Why not put it into the market for real. Whilst IT might not want this Ruby “thing” on their stack, that doesn’t mean it isn’t possible and can’t be done. Large organisations have a testing ground of consumers inside a secure environment – their staff. Use them to beta pilot the idea? Friendly customers are delighted to be part of product development – put it out to a small and selected group of customers, and have some smoke and mirrors processes to handle fulfilment. The objective is to prove the viability of the idea, get data to make informed decisions and make your collective mind up quickly. To fail fast or succeed cheaply.
SEO is high on any on-line marketeers agenda. There’s plenty of agencies about that can give advice on how to leapfrog up the google rankings, but before you do that, take a look at Website Grader. A neat tool that grades your site, gives you insight into the search engine world and tips on how you could improve your ranking.
Social networking is all the rage at the moment. I’m attending meetings where clients are buzzing about creating a community… and I find myself challenging their enthusiasm.
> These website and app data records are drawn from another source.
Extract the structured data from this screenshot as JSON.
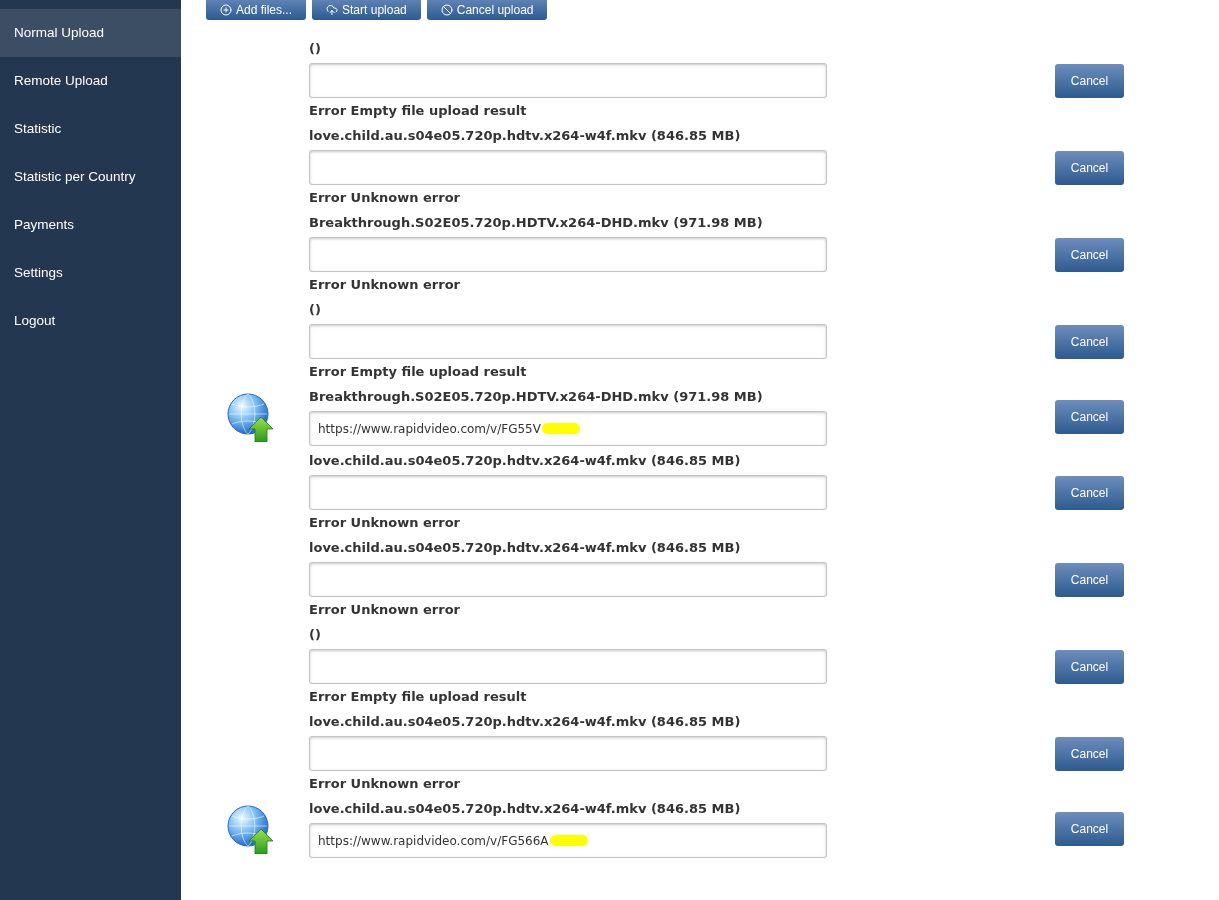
{
  "sidebar": {
    "items": [
      {
        "label": "Normal Upload",
        "selected": true
      },
      {
        "label": "Remote Upload",
        "selected": false
      },
      {
        "label": "Statistic",
        "selected": false
      },
      {
        "label": "Statistic per Country",
        "selected": false
      },
      {
        "label": "Payments",
        "selected": false
      },
      {
        "label": "Settings",
        "selected": false
      },
      {
        "label": "Logout",
        "selected": false
      }
    ]
  },
  "toolbar": [
    {
      "kind": "add",
      "label": "Add files..."
    },
    {
      "kind": "start",
      "label": "Start upload"
    },
    {
      "kind": "cancel",
      "label": "Cancel upload"
    }
  ],
  "uploads": [
    {
      "name": "()",
      "error": "Error Empty file upload result",
      "uploaded": false,
      "redacted": false,
      "button": "Cancel"
    },
    {
      "name": "love.child.au.s04e05.720p.hdtv.x264-w4f.mkv (846.85 MB)",
      "error": "Error Unknown error",
      "uploaded": false,
      "redacted": false,
      "button": "Cancel"
    },
    {
      "name": "Breakthrough.S02E05.720p.HDTV.x264-DHD.mkv (971.98 MB)",
      "error": "Error Unknown error",
      "uploaded": false,
      "redacted": false,
      "button": "Cancel"
    },
    {
      "name": "()",
      "error": "Error Empty file upload result",
      "uploaded": false,
      "redacted": false,
      "button": "Cancel"
    },
    {
      "name": "Breakthrough.S02E05.720p.HDTV.x264-DHD.mkv (971.98 MB)",
      "value": "https://www.rapidvideo.com/v/FG55V",
      "uploaded": true,
      "redacted": true,
      "button": "Cancel"
    },
    {
      "name": "love.child.au.s04e05.720p.hdtv.x264-w4f.mkv (846.85 MB)",
      "error": "Error Unknown error",
      "uploaded": false,
      "redacted": false,
      "button": "Cancel"
    },
    {
      "name": "love.child.au.s04e05.720p.hdtv.x264-w4f.mkv (846.85 MB)",
      "error": "Error Unknown error",
      "uploaded": false,
      "redacted": false,
      "button": "Cancel"
    },
    {
      "name": "()",
      "error": "Error Empty file upload result",
      "uploaded": false,
      "redacted": false,
      "button": "Cancel"
    },
    {
      "name": "love.child.au.s04e05.720p.hdtv.x264-w4f.mkv (846.85 MB)",
      "error": "Error Unknown error",
      "uploaded": false,
      "redacted": false,
      "button": "Cancel"
    },
    {
      "name": "love.child.au.s04e05.720p.hdtv.x264-w4f.mkv (846.85 MB)",
      "value": "https://www.rapidvideo.com/v/FG566A",
      "uploaded": true,
      "redacted": true,
      "button": "Cancel"
    }
  ]
}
I return to a simple question: “So what”. Put yourself in the shoes of your customers and ask “What’s in it for me?” Leisa says this succinctly:
If you’re thinking of joining the bun rush (or your client has insisted that they must), I think the first and most important question to ask is from your potential users perspective – what’s in it for them? What’s their motivation to sign up, to find and make friends, to participate, and to come back, ever?
What is it about a community that you are looking to build? Indeed is it really a community that you want per se, or is it more about building affiliation around your products? Where is the justification for the investment? Is the business case geared more towards product development; about letting your customers comment on your products, providing feedback that you can use to improve, enhance and develop new products and features – a forum for listening to your customers conversations?
Maybe you think there is something in your proposition and it demands a social network. How are you going to make it a destination of choice, to cut through the noise of every other social networking site (how long before we see friendship fatigue setting in?) Facebook has opened up its APIs to the outside world – Could you leverage Facebook, developing applications that will sit on their platform rather than trying to build a network from scratch?
But most importantly keep asking So what? What is in it for me?
Here’s a presentation I recently put together on digital strategy and what Web 2.0 could mean to a fictional jewelery company. It rapidly introduces some of the key concepts then presents a customer journey through a “what if” scenario. Apologies for the poor audio!